On my advice to them regarding this appointment, the European Union concluded an agreement with the Auditor-General to pay the salary for the first four years of the contract, with the understanding that the Liberian Government will assume this responsibility thereafter. We want to thank the European Union for ensuring that the Auditor-General’s compensation was lucrative and for providing other forms of support to the GAC for the past four years.
We did not always agree with the way Mr. Morlu performed his job, including an indictment that our Government was three times more corrupt than its predecessors, even before he officially commissioned his very first audit. However, we continued to support him and want to sincerely thank him for his immense contributions to our fight against corruption.

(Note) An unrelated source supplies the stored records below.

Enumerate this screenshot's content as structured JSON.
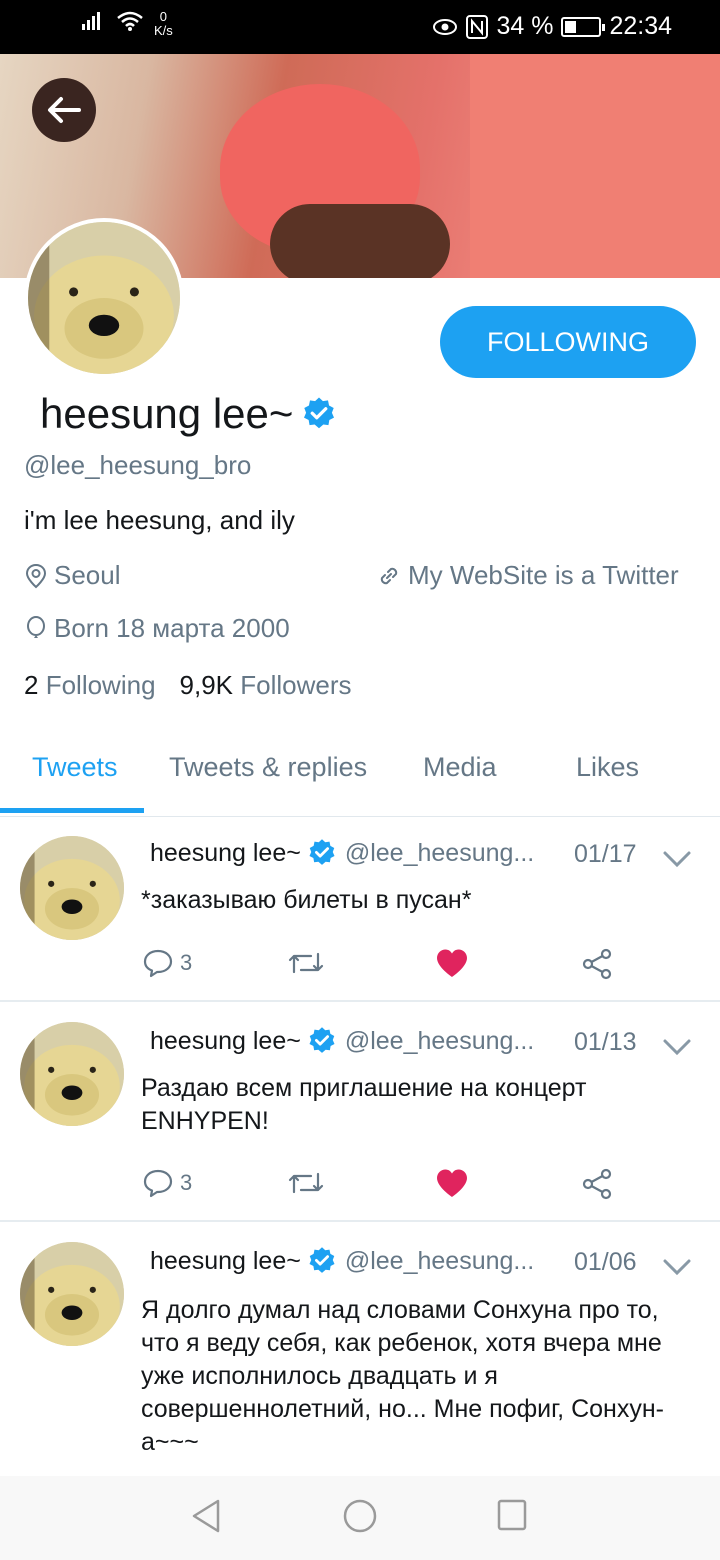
{
  "status": {
    "net_speed_value": "0",
    "net_speed_unit": "K/s",
    "battery": "34 %",
    "battery_level": 0.34,
    "time": "22:34"
  },
  "profile": {
    "name": "heesung lee~",
    "handle": "@lee_heesung_bro",
    "bio": "i'm lee heesung, and ily",
    "location": "Seoul",
    "website": "My WebSite is a Twitter",
    "born": "Born 18 марта 2000",
    "following_count": "2",
    "following_label": "Following",
    "followers_count": "9,9K",
    "followers_label": "Followers",
    "follow_button": "FOLLOWING"
  },
  "tabs": [
    {
      "label": "Tweets",
      "active": true
    },
    {
      "label": "Tweets & replies",
      "active": false
    },
    {
      "label": "Media",
      "active": false
    },
    {
      "label": "Likes",
      "active": false
    }
  ],
  "tweets": [
    {
      "name": "heesung lee~",
      "handle": "@lee_heesung...",
      "date": "01/17",
      "text": "*заказываю билеты в пусан*",
      "replies": "3"
    },
    {
      "name": "heesung lee~",
      "handle": "@lee_heesung...",
      "date": "01/13",
      "text": "Раздаю всем приглашение на концерт ENHYPEN!",
      "replies": "3"
    },
    {
      "name": "heesung lee~",
      "handle": "@lee_heesung...",
      "date": "01/06",
      "text": "Я долго думал над словами Сонхуна про то, что я веду себя, как ребенок, хотя вчера мне уже исполнилось двадцать и я совершеннолетний, но... Мне пофиг, Сонхун-а~~~"
    }
  ],
  "colors": {
    "accent": "#1da1f2",
    "like": "#e0245e",
    "secondary_text": "#657786"
  },
  "icons": [
    "back-arrow-icon",
    "verified-badge-icon",
    "location-pin-icon",
    "link-icon",
    "birthday-balloon-icon",
    "reply-icon",
    "retweet-icon",
    "like-heart-icon",
    "share-icon",
    "chevron-down-icon"
  ]
}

Our disagreements over his mode of operation have never negated the fact that he has established a foundation that his successors can build upon in the fight against corruption.
Fellow Liberians, whatever our differences and opinions, whatever our motives and objectives, the Office of the President demands a certain amount of respect and I can do no less than assure that this is the case. Additionally, as the fight against corruption will continue to demand a hefty amount of our time, our energies, our thoughts and our resources, we can ill-afford needless distractions and controversies. Therefore, I will not be re-nominating him for the post of Auditor-General of the Republic of Liberia.
Thus, in conformity with the Act, approved May 5, 2005, which changed the status of the General Auditing Commission, the Deputy Auditor-General will act in the capacity of the Auditor-General until, through a professional recruitment process, a new Auditor-General is nominated. This will ensure continuity in the work and independence of the General Auditing Commission.
We will ask for continued financial and technical support of the European Union to the General Auditing Commission. This will enable us to act even more effectively in fighting corruption and in pursuing appropriate legal action against those charged with financial malpractice in the 40-plus audit reports that have been concluded.
Please be assured that the change in the Auditor-General represents a mere change in person. Our commitment to continue the fight against corruption remains inviolate.